All the Treasures of the World Part II: Jewels is a little trickier to work with, since the nature of jewelry means that you have to manage a few more moving parts.  Jewels breaks down each piece of jewelry based upon what type it is, what it is made of, any kind of style or motif, and gems added.  I think the easiest way to show what the supplement is capable of is to walk you through the creation of a few bits of jewelry.

Let's say you want to buy your mother some nice, simple copper earrings.  Looking at the item chart and cross-referencing the materials chart, you come up with 5 sp.  Happy birthday, mom.

Something a little crazier?  Well, let's see what the King's Crown would be like?  Well, it's made of platinum, which makes it's frame along worth 300gp.  It's masterfully engraved with 12 images of past Kings' triumphs, upping the value to 2880gp.  We're going to go with the nonpareil level of gemstoning, since it's a sovereign's gaudy headgear.  The glory on it is a 2500gp gem (A flawless blue diamond the size of a pea), surrounded by 30 100gp gems (Lesser sapphire chips),  with 66 10gp gems (Flawless star garnet chips) in the setting.  The King's Crown is worth about 9,000gp.  Good luck fencing THAT.

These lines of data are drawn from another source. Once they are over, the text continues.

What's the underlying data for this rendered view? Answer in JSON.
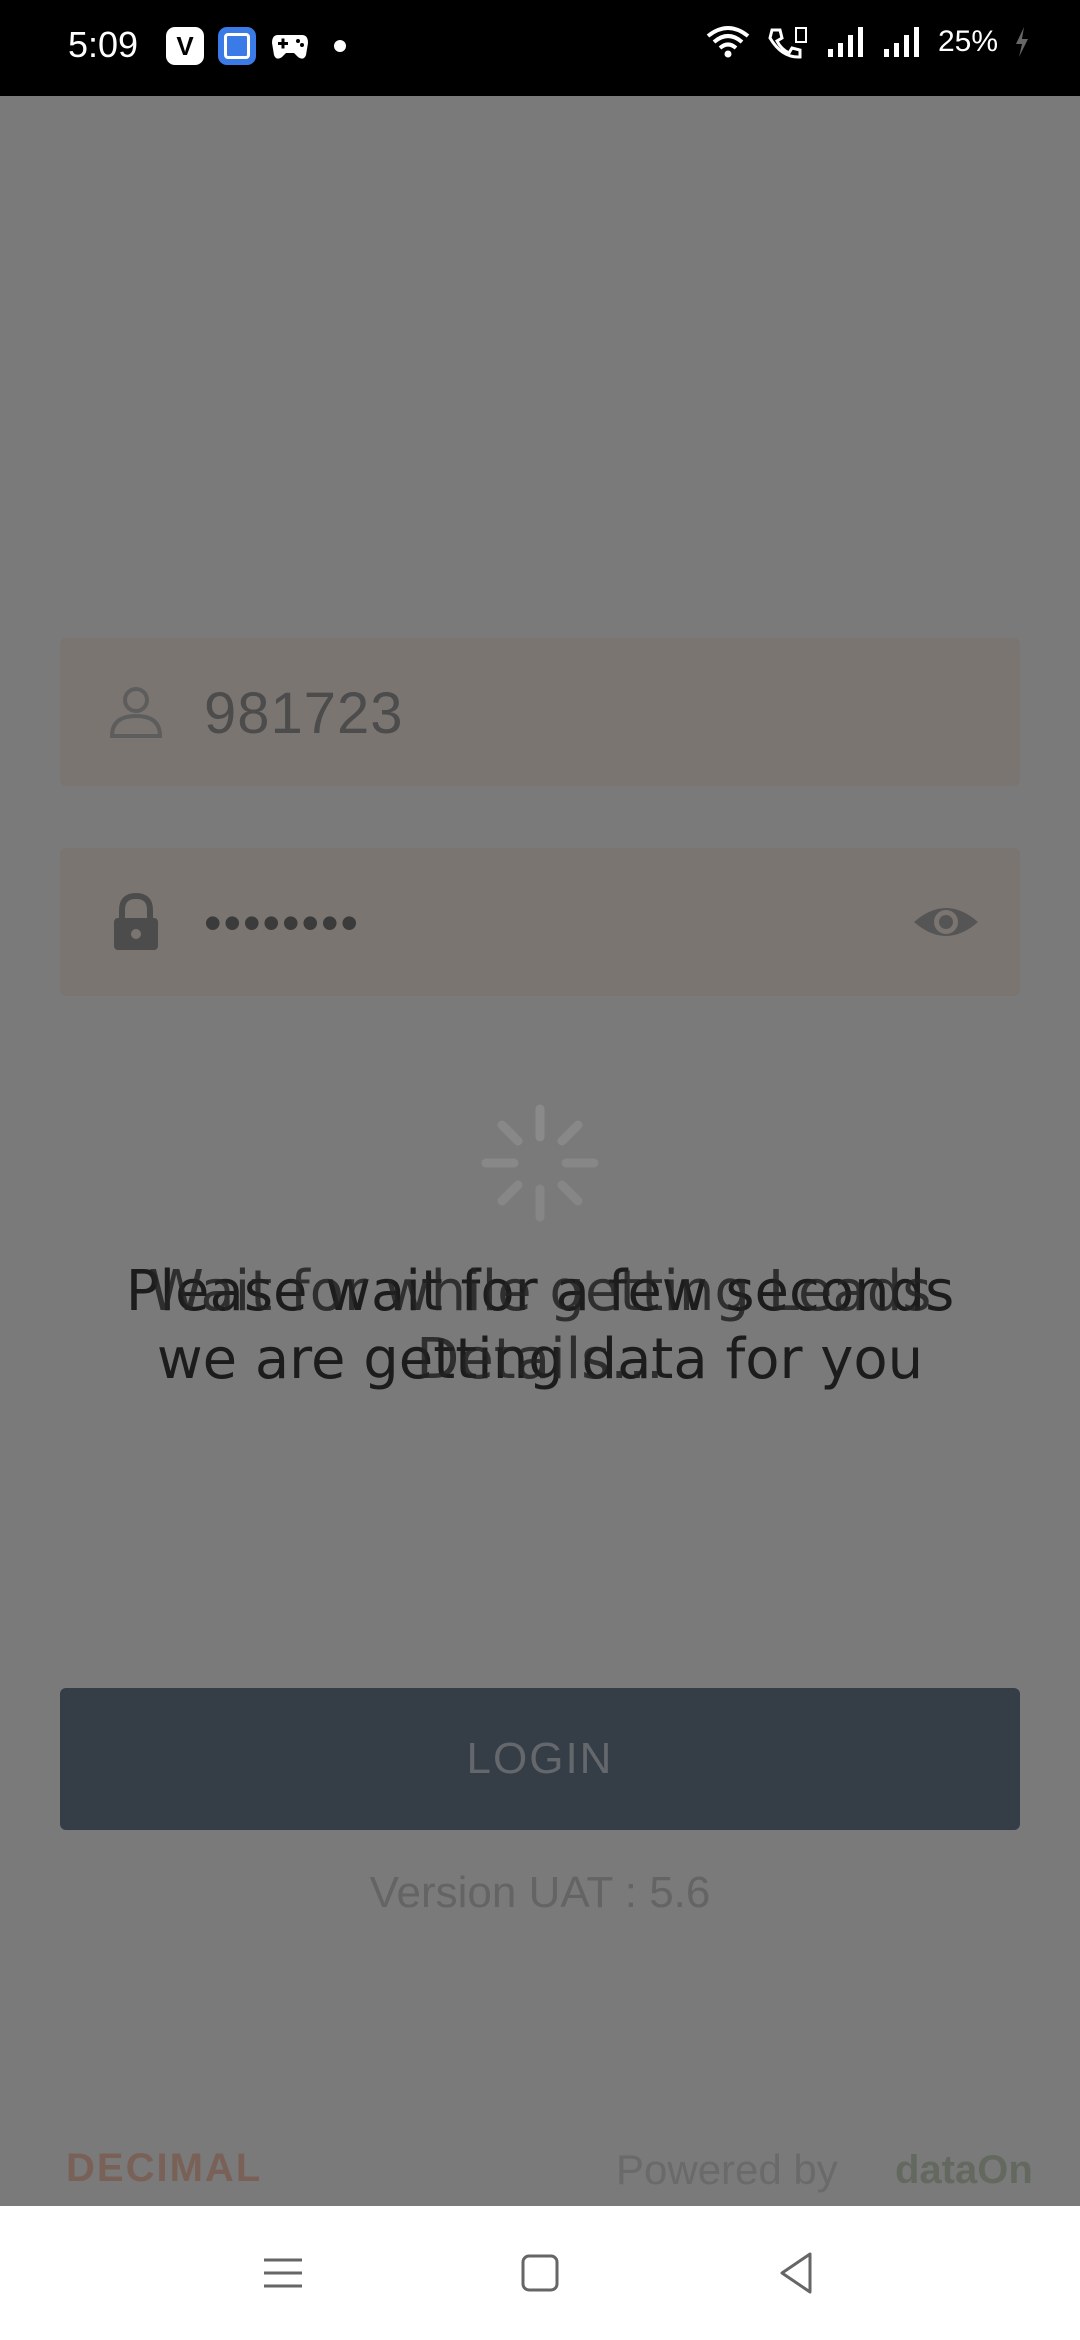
{
  "status_bar": {
    "time": "5:09",
    "battery": "25%"
  },
  "login_form": {
    "username_value": "981723",
    "password_value": "••••••••",
    "login_label": "LOGIN"
  },
  "version_text": "Version UAT : 5.6",
  "footer": {
    "left_logo": "DECIMAL",
    "powered_by": "Powered by",
    "brand": "dataOn"
  },
  "loading_overlay": {
    "line1": "Please wait for a few seconds",
    "line2": "we are getting data for you",
    "overlap_text_1": "Wait for while getting Leads",
    "overlap_text_2": "Details..."
  },
  "colors": {
    "overlay": "#000000",
    "login_button": "#6b7a8f",
    "field_bg": "#f7ebe3"
  }
}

Gems and Jewels  are a wonderful investment of four dollars (two bucks each).  I plan on using them extensively in my sandbox.  If you are a fan of flavor and detail in your treasure, these are indispensable.